- Appearances on C-SPAN
- 1935 births
- 2022 deaths
- 20th-century American diplomats
- 20th-century American judges
- 20th-century American Jews
- 21st-century American Jews
- Ambassadors of the United States to Yugoslavia
- American bankers
- Dartmouth College alumni
- Georgetown University Law Center faculty
- Harvard Law School alumni
- Judges of the United States Court of Appeals for the D.C. Circuit
- Lawyers from Washington, D.C.
- Military personnel from Pennsylvania
- People associated with Morrison & Foerster
- People from York, Pennsylvania
- Presidential Medal of Freedom recipients
- United States court of appeals judges appointed by Ronald Reagan
- United States Deputy Attorneys General
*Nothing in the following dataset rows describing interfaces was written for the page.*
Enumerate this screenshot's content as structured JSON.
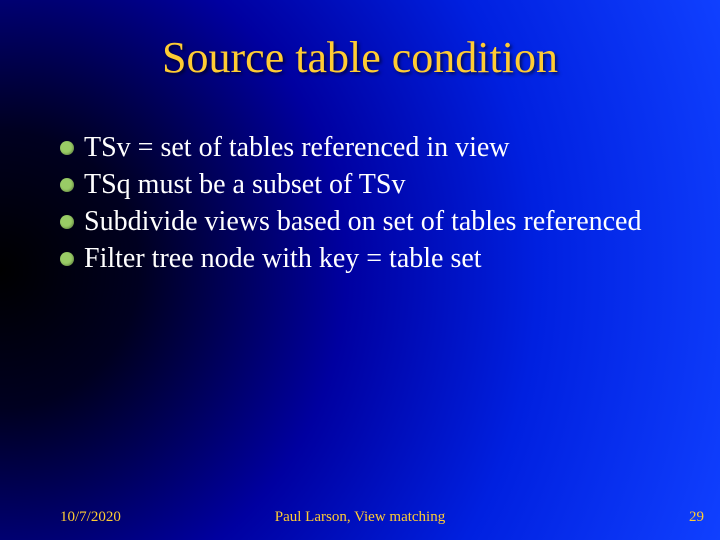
{
  "title": "Source table condition",
  "bullets": [
    "TSv = set of tables referenced in view",
    "TSq must be a subset of TSv",
    "Subdivide views based on set of tables referenced",
    "Filter tree node with key = table set"
  ],
  "footer": {
    "date": "10/7/2020",
    "author": "Paul Larson, View matching",
    "page": "29"
  }
}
- University of Hawaiʻi faculty
- Washington, D.C., Republicans